RbAg4I5 can be formed by melting together[2] or grinding together[3] stoichiometric quantities of rubidium iodide and silver(I) iodide. The reported conductivity is 25 siemens per metre (that is a 1×1×10 mm bar would have a resistance of 400 ohms along the long axis).

The crystal structure is composed of sets of iodine tetrahedra; they share faces through which the silver ions diffuse.[4]

RbAg4I5 was proposed around 1970 as a solid electrolyte for batteries, and has been used in conjunction with electrodes of silver and of RbI3.[1]
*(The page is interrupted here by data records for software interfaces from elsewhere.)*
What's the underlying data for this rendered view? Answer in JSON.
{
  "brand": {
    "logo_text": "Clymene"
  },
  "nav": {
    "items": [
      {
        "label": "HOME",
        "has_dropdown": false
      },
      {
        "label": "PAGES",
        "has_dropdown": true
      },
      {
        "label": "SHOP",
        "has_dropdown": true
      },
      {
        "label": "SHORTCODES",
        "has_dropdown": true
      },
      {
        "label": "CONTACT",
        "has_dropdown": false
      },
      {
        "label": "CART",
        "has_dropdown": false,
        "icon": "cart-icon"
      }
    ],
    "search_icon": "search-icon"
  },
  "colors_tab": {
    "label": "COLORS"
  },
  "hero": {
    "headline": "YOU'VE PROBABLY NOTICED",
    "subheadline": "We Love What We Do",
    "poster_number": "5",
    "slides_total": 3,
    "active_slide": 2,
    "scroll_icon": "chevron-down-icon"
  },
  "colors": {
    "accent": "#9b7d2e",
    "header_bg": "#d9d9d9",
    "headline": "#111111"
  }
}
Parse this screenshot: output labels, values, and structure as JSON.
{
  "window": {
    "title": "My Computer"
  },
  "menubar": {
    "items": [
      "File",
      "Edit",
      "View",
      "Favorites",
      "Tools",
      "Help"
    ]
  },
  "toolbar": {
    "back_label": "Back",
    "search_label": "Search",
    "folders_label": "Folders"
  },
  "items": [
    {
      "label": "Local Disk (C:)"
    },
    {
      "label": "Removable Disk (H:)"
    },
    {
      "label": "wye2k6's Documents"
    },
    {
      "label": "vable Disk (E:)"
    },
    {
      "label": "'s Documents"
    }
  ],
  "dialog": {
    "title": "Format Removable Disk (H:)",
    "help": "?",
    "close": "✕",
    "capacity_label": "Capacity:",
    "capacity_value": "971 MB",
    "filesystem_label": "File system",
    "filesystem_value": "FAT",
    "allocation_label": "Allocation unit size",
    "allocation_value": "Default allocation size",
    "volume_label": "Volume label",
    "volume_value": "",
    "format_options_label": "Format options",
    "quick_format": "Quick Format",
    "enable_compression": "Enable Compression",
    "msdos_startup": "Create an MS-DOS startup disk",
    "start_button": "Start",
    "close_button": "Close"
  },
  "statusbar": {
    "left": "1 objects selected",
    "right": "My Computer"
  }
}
Rubidium silver iodide family is a group of compounds and solid solutions that are isostructural with the RbAg4I5 alpha modification. Examples of such advanced superionic conductors with mobile Ag+ and Cu+ cations include KAg4I5, NH4Ag4I5, K1−xCsxAg4I5, Rb1−xCsxAg4I5, CsAg4Br1−xI2+x, CsAg4ClBr2I2, CsAg4Cl3I2, RbCu4Cl3I2 and KCu4I5.[5][6][7][8]


  1. ^ a b Smart, Lesley & Elaine A. Moore (2005). Solid State Chemistry: An Introduction. CRC Press. p. 192. ISBN 0-7487-7516-1. 
  2. ^ Popov, A. S.; Kostandinov, I. Z.; Mateev, M. D.; Alexandrov, A. P.; Regel, Liia L.; Kostandinov; Mateev; Alexandrov; Regel (1990). "Phase analysis of RbAg4I5 crystals grown in microgravity". Microgravity Science and Technology. 3: 41–43. Bibcode:1990MiST....3...41P. 
  3. ^ Peng H.; Machida N. Shigematsu T. (2002). "Mechano-chemical Synthesis of RbAg4I5 and KAg4I5 Crystals and Their Silver Ion Conducting Properties". Journal of the Japan Society of Powder and Powder Metallurgy. 49 (2): 69–74. doi:10.2497/jjspm.49.69. 
  4. ^ Geller, S. (1967). "Crystal Structure of the Solid Electrolyte, RbAg4I5". Science. 157 (3786): 310–312. Bibcode:1967Sci...157..310G. PMID 17734228. doi:10.1126/science.157.3786.310. 
  5. ^ Geller S.; Akridge J.R.; Wilber S.A. (1979). "Crystal structure and conductivity of the solid electrolyte α-RbCu4Cl3I2". Phys. Rev. B. 19 (10): 5396–5402. Bibcode:1979PhRvB..19.5396G. doi:10.1103/PhysRevB.19.5396. 
  6. ^ Hull S. Keen D.A.; Sivia D.S.; Berastegui P. (2002). "Crystal Structures and Ionic Conductivities of Ternary Derivatives of the Silver and Copper Monohalides – I. Superionic Phases of Stoichiometry MAg4I5: RbAg4I5, KAg4I5, and KCu4I5". J.Solid State Chemistry. 165 (2): 363–371. Bibcode:2002JSSCh.165..363H. doi:10.1006/jssc.2002.9552. 
  7. ^ Despotuli A.L.; Zagorodnev V.N.; Lichkova N.V.; Minenkova N.A. (1989). "New high conductive CsAg4Br1−xI2+x (0.25 < x < 1) solid electrolytes". Sov. Phys. Solid State. 31: 242–244. 
  8. ^ Lichkova N.V.; Despotuli A.L.; Zagorodnev V.N.; Minenkova N.A.; Shahlevich K.V. (1989). "Ionic conductivity of solid electrolytes in the two- and three-components AgX–CsX (X = Cl, Br, I) glass-forming systems". Sov. Electrochem. 25: 1636–1640.